EXERCISE DIRECTIONS – Answer with a number only, giving how many lines in the data below include "JSON".

Data records
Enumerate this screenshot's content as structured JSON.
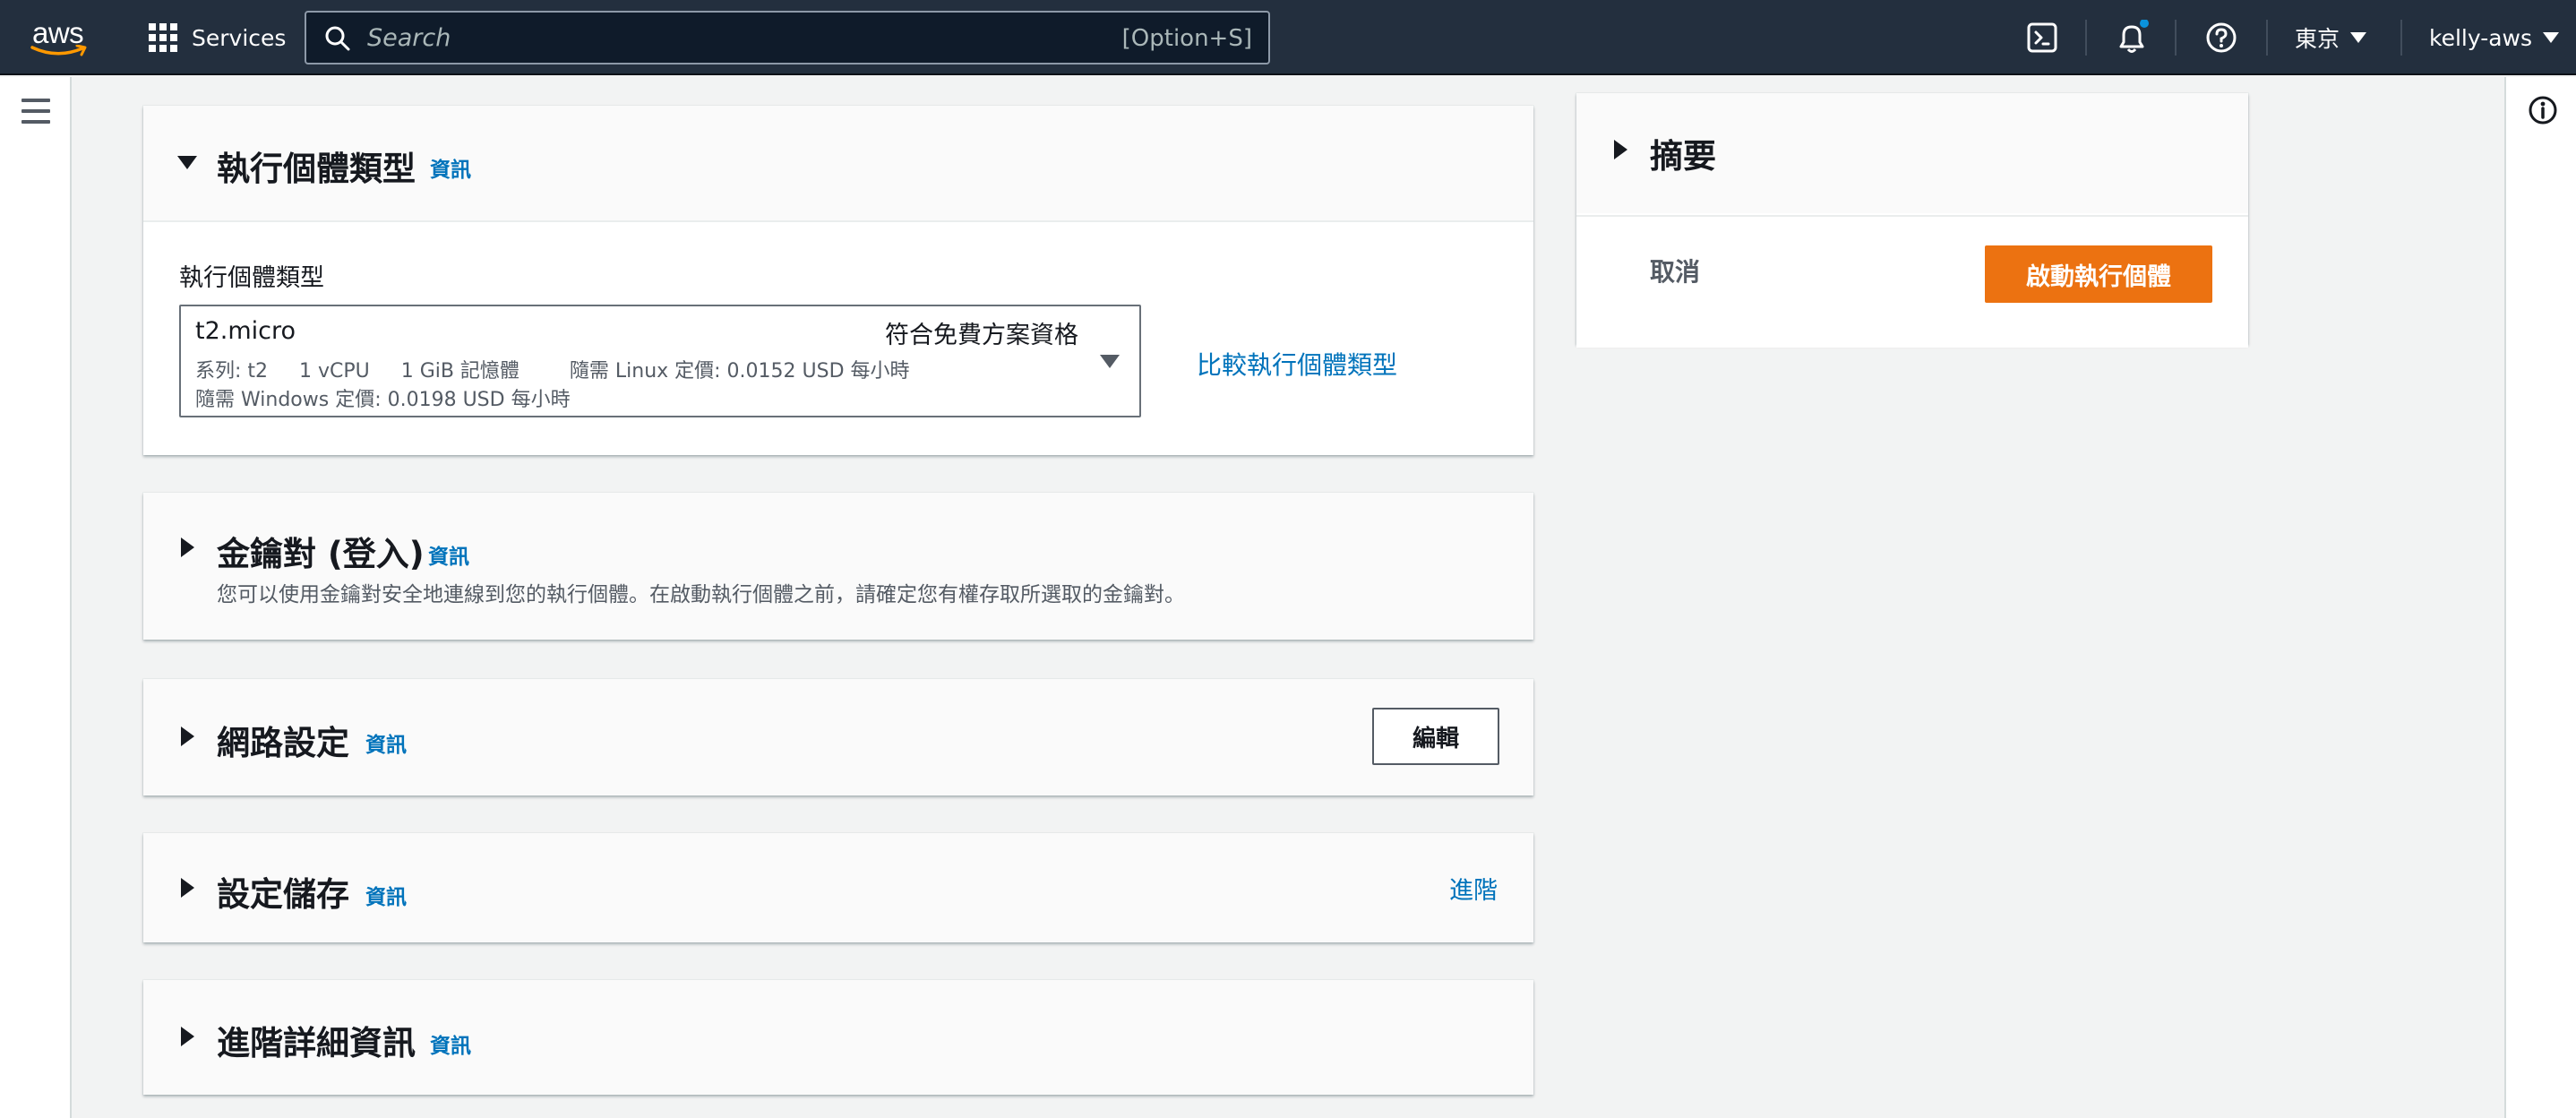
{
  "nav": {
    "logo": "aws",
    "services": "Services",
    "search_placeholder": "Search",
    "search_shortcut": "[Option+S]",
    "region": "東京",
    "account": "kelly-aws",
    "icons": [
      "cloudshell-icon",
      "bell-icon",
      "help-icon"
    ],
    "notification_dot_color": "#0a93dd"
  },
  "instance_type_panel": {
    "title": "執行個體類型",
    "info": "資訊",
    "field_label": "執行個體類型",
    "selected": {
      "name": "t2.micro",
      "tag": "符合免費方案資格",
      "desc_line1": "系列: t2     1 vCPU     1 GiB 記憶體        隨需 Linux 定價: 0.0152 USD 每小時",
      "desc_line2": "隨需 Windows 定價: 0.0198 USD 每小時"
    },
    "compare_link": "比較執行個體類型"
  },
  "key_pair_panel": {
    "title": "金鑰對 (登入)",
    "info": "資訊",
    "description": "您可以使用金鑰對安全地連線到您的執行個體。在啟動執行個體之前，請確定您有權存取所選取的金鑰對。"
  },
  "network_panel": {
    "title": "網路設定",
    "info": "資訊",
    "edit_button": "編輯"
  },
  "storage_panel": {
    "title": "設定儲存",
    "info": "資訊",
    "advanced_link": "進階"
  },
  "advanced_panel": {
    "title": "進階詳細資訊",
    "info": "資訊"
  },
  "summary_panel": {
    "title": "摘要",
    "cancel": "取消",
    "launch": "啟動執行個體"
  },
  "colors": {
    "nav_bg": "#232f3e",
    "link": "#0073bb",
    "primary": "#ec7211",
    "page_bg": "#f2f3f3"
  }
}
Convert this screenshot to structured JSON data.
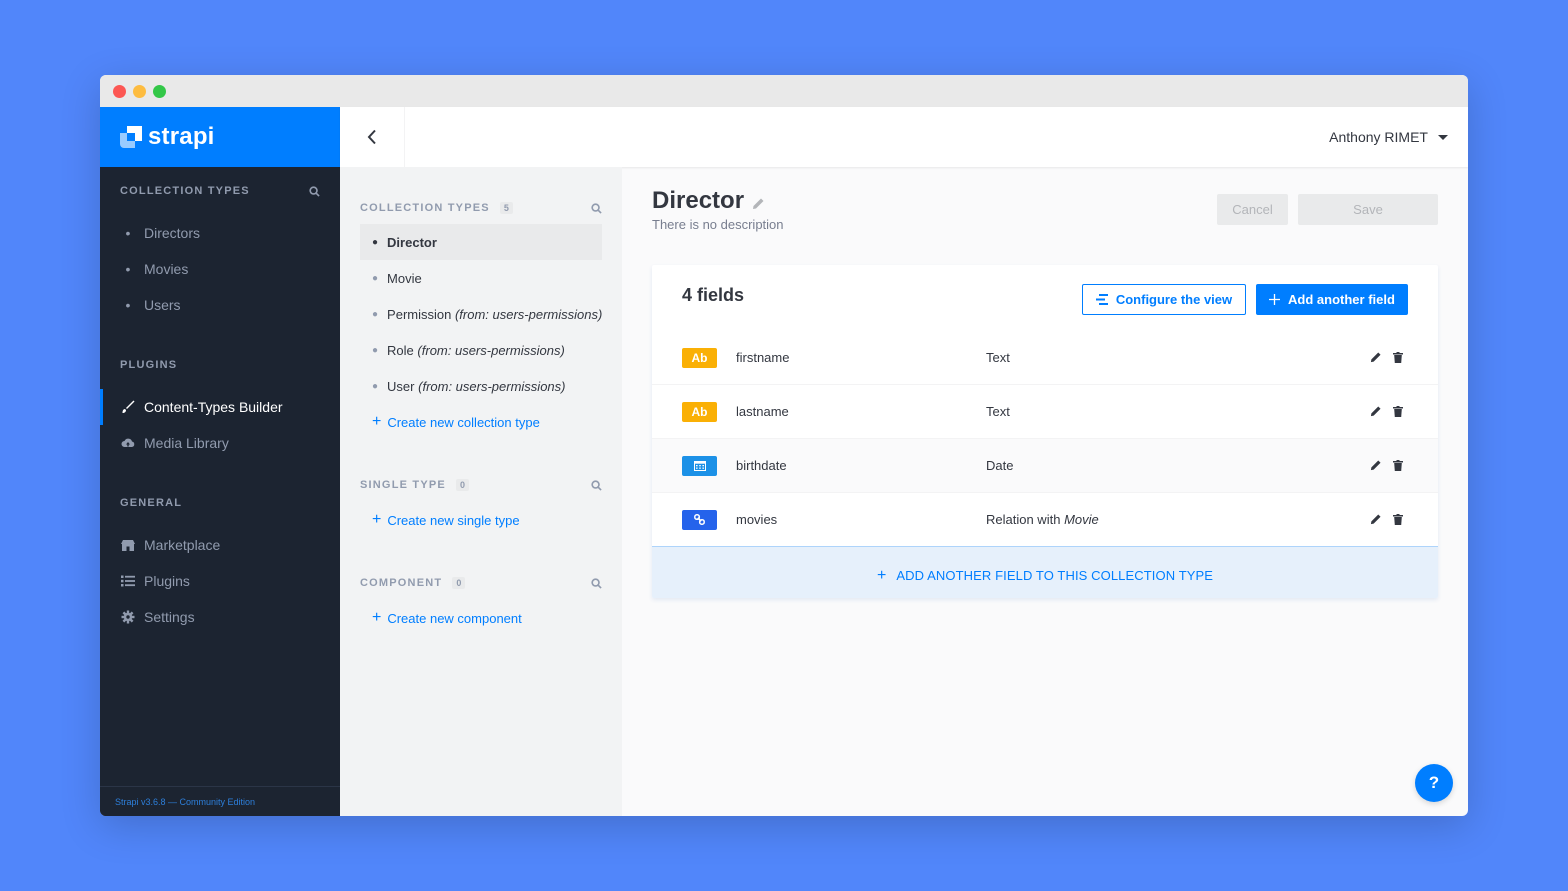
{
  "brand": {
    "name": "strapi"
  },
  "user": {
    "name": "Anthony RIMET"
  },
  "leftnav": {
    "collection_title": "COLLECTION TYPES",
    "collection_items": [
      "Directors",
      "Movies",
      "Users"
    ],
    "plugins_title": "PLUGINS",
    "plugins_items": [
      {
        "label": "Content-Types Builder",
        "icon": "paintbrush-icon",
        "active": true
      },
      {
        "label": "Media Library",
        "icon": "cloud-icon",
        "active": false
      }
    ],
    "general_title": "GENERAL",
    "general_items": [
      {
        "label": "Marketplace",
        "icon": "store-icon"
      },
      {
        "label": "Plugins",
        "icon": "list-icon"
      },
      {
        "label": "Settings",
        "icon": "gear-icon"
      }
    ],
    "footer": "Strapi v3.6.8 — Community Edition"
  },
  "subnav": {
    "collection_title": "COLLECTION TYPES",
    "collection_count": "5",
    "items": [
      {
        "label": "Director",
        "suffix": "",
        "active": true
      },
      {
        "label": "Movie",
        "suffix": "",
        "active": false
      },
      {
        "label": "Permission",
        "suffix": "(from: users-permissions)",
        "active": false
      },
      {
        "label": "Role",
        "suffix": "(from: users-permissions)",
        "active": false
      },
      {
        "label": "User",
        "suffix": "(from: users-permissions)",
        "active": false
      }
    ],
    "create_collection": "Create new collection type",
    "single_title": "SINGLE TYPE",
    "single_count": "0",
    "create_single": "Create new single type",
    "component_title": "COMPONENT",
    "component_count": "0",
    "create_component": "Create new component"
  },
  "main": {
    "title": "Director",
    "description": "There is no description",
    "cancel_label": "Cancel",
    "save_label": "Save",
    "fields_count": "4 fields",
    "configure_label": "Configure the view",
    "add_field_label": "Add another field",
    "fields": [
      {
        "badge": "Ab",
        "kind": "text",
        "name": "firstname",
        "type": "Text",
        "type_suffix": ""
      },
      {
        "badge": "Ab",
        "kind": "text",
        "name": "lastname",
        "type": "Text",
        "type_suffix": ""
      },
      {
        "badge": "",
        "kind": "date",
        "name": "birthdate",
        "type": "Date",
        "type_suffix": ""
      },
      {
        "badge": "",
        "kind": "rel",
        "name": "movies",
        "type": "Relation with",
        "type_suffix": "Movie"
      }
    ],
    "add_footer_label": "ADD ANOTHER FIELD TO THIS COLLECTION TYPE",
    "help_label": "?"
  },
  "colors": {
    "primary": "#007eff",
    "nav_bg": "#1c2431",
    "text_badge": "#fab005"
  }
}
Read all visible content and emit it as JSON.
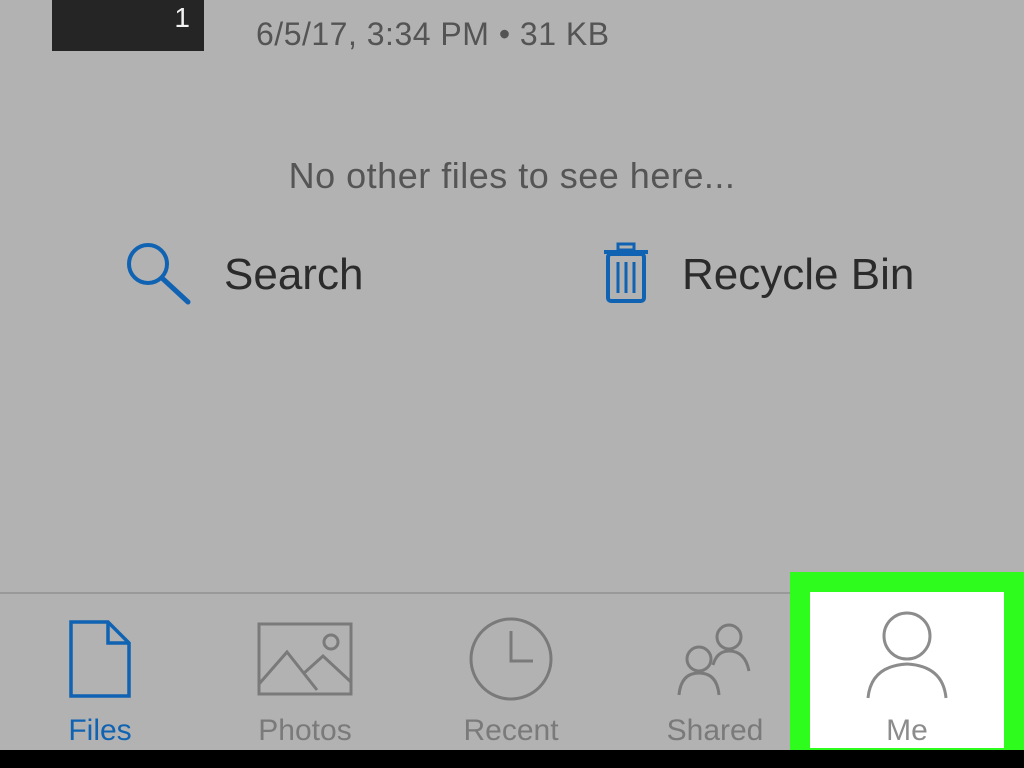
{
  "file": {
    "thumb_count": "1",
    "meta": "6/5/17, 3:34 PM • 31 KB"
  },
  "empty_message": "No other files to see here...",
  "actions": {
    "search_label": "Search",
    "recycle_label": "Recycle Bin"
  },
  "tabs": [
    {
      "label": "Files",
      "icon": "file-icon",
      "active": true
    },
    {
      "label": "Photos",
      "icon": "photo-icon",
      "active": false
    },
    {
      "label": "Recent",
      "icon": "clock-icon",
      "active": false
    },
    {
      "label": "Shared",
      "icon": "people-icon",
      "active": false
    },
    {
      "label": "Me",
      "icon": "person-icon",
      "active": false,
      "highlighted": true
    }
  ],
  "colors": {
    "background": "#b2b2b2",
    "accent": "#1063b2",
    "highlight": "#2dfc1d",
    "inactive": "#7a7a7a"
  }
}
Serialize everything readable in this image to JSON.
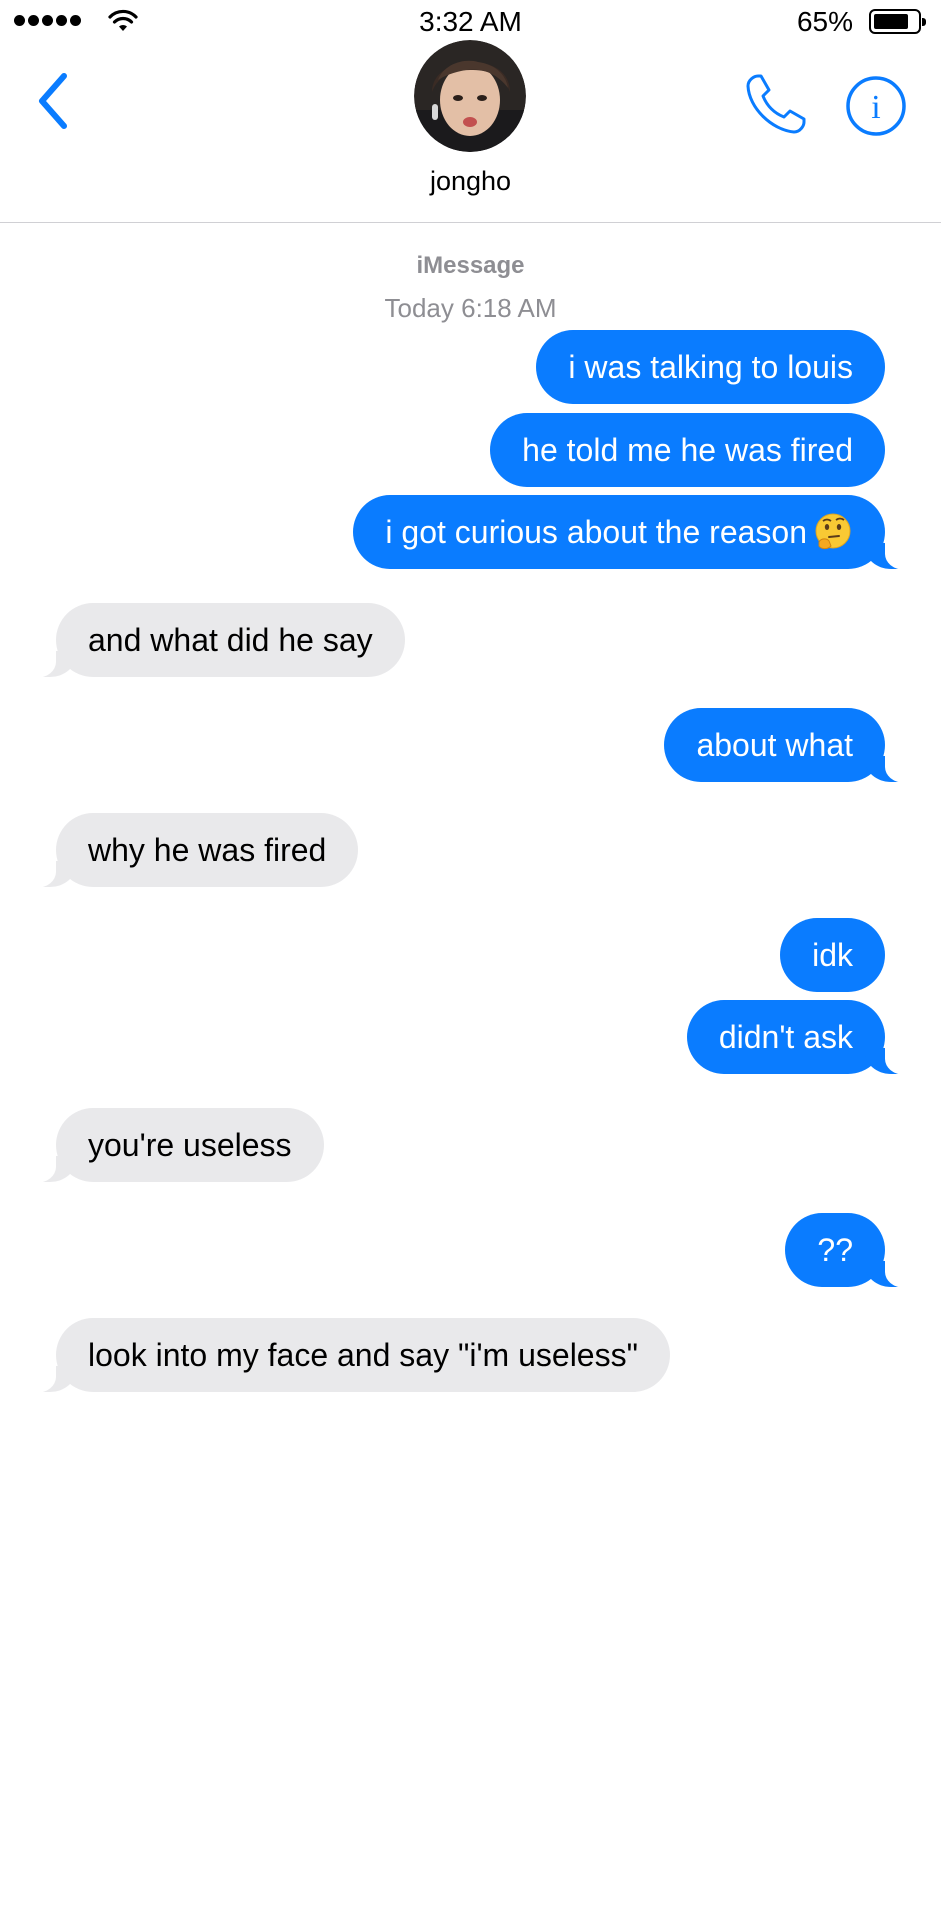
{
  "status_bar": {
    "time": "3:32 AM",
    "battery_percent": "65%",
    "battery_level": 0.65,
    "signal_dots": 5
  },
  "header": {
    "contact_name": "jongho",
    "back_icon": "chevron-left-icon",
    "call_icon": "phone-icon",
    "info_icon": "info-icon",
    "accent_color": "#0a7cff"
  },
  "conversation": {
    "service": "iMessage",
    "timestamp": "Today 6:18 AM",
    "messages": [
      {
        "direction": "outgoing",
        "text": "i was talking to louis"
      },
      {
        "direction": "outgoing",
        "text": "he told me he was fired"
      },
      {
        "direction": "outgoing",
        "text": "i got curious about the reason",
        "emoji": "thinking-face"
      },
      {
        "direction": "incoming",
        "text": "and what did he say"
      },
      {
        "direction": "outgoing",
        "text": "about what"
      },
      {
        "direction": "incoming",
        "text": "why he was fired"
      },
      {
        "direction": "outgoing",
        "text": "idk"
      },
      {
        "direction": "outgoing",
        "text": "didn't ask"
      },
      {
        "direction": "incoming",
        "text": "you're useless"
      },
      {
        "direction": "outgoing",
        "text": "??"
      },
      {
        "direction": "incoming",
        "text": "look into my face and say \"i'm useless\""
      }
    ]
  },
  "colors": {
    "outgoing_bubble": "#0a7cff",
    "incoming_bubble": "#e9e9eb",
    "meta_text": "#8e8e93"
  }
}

EXERCISE RESPONSE – 4